Many firms nurture corporate cultures through careful hiring practices. For startups and young growing firms, these practices represent a one-time opportunity to start with a clean slate and build a culture. For example, Google screens for “Googliness” – defined as “a mashup of passion and drive that’s hard to define but easy to spot.” Zappos looks for “weirdness” in its search for innovation and a culture of happy employees.
Successful leaders in every organization are surrounded by great people. Motivating them is critical. Leaders often propagate their culture by finding people like themselves, with similar values, goals, and incentives.
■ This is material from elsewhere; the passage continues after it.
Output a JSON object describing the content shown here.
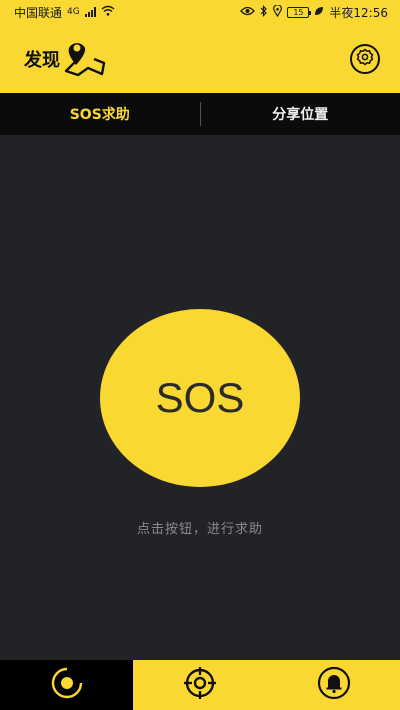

Dave Brandon, CEO of Toys “R” Us, tells a different story. As a serial CEO who has made a career out of reenergizing mature organizations, he finds success in studying individuality. He notes that everyone on his team is a little different, and understanding those differences is critical to identifying their motivations to excel. He says his most important job as a leader is finding out how people want to be treated and treating them that way.
Key to that observation is the recognition of uniqueness – managing people as individuals. Jack Welch noted the importance of understanding uniqueness in his book, Straight from the Gut. “In manufacturing, we try to stamp out variance. With people, variance is everything.” He went on to say that “Getting the right people in the right jobs is a lot more important than developing a strategy.” That focus on studying people and developing their talent accordingly was a key element of Welch’s approach at GE, and one that has been incorporated by many successful leaders.
Do you spend time studying the people on your team?
M. Eric Johnson is the Dean of Vanderbilt University’s Owen Graduate School of Management and the Bruce D. Henderson Professor of Strategy. In that role, Johnson oversees Vanderbilt’s six graduate business degree programs involving 700 students, faculty, and staff. He also anchors a video series on business and blogs on leadership. Previously he served as Associate Dean for the MBA program at Dartmouth College’s Tuck School of Business, where he was also Faculty Director of the Center for Digital Strategies. He holds a B.S. in Economics, B.S. in Engineering, M.S. in Engineering from Penn State University, and a Ph.D. in Engineering from Stanford University. Follow him on Twitter.